1. The Dog That Did Not Bark
2. Economics of Boom and Bust
3. Bubble Mechanics
4. Synthesis


Financial bubbles are subject to debate and controversy. They are not well understood and are hardly ever characterized specifically, especially ex ante. We define a bubble as a period of unsustainable growth, when the price of an asset increases ever more quickly, in a series of accelerating phases of corrections and rebounds. More technically, during a bubble phase, the price follows a fasterthan- exponential power law growth process, often accompanied by log-periodic oscillations. This dynamic ends abruptly in a change of regime that may be a crash or a substantial correction. In this paper, we will explain the mechanism behind financial bubbles in an intuitive way. We will show how the log-periodic power law emerges spontaneously from the complex system that financial markets are as a consequence of feedback mechanisms, hierarchical structure and specific trading dynamics and investment styles. We argue that the risk of a major correction, or even a crash, becomes substantial when a bubble develops towards maturity, and that it is therefore very important to find evidence of bubbles and to follow their development from as early a stage as possible.
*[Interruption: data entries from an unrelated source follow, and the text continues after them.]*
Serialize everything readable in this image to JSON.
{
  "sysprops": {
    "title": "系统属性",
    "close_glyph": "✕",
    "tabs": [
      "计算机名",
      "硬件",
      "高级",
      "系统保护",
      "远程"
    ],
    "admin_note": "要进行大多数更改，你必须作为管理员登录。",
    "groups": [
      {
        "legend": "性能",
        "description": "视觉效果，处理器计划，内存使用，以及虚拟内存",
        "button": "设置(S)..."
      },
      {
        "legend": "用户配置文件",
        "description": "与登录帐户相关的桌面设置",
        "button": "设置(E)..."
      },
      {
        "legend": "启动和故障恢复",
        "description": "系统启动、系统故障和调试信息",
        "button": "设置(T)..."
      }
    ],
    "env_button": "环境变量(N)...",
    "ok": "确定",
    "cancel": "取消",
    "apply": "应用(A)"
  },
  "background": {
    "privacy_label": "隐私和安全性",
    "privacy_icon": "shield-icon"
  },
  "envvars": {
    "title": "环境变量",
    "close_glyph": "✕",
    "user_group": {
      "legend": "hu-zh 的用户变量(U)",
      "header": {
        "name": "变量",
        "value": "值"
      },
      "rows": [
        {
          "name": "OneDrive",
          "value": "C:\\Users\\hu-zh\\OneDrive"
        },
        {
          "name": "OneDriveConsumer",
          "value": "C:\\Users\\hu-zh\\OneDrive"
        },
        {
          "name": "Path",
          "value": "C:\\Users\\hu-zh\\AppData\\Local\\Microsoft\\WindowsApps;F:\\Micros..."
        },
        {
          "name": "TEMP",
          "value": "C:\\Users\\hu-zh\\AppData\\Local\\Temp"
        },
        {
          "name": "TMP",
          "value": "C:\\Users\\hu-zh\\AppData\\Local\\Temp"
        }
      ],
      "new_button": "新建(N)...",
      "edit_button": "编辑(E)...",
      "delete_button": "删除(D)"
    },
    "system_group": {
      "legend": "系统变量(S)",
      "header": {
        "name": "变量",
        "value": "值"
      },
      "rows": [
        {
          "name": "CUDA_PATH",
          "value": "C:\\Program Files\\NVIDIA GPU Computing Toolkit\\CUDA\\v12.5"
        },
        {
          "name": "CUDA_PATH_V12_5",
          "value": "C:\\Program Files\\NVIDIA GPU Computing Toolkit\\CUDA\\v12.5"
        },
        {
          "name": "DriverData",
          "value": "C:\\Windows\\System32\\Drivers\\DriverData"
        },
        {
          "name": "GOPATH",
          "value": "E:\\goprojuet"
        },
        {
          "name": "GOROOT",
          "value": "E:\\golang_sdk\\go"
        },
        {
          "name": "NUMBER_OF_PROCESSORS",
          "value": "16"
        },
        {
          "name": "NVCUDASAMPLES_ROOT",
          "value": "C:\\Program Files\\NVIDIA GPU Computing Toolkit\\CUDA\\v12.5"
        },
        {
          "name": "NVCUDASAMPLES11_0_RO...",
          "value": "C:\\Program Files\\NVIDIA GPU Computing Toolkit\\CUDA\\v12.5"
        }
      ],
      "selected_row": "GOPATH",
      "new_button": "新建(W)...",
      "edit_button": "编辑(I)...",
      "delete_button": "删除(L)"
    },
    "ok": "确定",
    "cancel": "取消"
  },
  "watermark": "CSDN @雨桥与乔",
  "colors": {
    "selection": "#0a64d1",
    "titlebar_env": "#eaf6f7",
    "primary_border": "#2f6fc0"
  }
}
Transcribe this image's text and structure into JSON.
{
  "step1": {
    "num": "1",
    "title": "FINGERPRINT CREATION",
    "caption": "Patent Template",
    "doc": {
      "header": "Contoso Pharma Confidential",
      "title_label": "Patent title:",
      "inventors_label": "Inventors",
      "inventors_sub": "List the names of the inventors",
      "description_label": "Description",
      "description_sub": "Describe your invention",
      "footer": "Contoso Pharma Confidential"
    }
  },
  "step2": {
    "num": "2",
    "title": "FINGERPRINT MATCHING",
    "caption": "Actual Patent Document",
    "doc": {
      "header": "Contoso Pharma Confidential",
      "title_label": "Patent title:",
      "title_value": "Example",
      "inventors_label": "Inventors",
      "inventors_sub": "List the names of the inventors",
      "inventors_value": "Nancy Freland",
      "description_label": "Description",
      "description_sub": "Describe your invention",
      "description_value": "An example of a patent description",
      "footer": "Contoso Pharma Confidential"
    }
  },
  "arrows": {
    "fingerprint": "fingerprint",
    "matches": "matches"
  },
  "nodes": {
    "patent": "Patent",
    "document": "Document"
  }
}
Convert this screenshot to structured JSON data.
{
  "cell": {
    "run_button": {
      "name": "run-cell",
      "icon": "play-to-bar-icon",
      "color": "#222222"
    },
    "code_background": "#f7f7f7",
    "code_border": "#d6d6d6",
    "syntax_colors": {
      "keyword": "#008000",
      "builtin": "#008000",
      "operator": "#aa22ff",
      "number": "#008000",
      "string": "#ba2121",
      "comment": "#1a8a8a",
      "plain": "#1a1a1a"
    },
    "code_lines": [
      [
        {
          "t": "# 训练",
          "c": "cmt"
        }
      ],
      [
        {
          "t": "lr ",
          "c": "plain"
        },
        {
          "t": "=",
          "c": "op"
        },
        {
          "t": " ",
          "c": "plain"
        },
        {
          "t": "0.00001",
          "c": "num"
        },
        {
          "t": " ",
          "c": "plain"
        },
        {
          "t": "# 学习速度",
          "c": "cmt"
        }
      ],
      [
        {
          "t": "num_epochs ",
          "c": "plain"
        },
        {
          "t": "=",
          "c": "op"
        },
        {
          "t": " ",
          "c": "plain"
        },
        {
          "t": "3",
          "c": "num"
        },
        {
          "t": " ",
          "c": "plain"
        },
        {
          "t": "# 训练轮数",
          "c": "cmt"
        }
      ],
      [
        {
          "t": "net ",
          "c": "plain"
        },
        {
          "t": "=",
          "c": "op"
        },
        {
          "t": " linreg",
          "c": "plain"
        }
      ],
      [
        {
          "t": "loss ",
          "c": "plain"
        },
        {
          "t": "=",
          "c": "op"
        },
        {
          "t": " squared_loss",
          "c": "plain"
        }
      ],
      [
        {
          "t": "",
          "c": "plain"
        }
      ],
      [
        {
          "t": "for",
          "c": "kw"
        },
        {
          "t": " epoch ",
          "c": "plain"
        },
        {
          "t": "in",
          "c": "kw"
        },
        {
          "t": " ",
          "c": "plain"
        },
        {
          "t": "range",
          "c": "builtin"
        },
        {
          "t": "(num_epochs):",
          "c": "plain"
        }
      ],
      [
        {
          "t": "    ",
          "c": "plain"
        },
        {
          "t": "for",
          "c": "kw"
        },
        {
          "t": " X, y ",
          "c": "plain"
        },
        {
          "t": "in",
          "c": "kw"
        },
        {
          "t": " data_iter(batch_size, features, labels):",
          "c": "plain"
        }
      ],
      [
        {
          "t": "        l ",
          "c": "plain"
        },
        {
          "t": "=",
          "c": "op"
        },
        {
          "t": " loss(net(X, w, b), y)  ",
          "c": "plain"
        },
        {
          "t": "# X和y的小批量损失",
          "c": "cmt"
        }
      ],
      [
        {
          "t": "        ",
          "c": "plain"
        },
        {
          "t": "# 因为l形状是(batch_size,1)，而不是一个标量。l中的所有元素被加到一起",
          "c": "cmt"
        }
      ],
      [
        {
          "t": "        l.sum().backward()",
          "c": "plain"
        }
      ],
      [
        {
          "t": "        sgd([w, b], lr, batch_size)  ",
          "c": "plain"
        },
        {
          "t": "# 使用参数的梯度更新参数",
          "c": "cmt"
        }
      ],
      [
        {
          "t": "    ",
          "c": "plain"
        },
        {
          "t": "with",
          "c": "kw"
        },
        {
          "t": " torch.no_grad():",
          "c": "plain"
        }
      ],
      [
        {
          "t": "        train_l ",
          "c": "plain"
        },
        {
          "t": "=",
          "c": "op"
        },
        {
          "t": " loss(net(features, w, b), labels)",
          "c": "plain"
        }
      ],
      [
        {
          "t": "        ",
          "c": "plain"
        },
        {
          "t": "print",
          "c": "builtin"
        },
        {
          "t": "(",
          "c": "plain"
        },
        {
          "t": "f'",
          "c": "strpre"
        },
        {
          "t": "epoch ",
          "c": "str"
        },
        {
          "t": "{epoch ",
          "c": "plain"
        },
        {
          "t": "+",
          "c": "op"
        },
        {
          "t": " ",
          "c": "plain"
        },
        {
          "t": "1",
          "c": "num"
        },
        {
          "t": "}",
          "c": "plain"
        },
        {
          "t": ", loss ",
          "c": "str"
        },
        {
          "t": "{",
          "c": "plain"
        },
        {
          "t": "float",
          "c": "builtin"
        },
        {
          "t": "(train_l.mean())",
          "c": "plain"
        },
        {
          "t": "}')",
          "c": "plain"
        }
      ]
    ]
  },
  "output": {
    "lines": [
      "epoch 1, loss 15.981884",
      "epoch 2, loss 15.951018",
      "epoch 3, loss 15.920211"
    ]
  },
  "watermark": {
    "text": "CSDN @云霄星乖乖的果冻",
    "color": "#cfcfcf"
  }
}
We call for the establishment of Financial Crisis Observatories, like the FCO at the ETH Zurich, where financial markets can be monitored continuously for potential systemic risk, and where both generally accepted as well as innovative tools and models can be tested and challenged in a scientific way.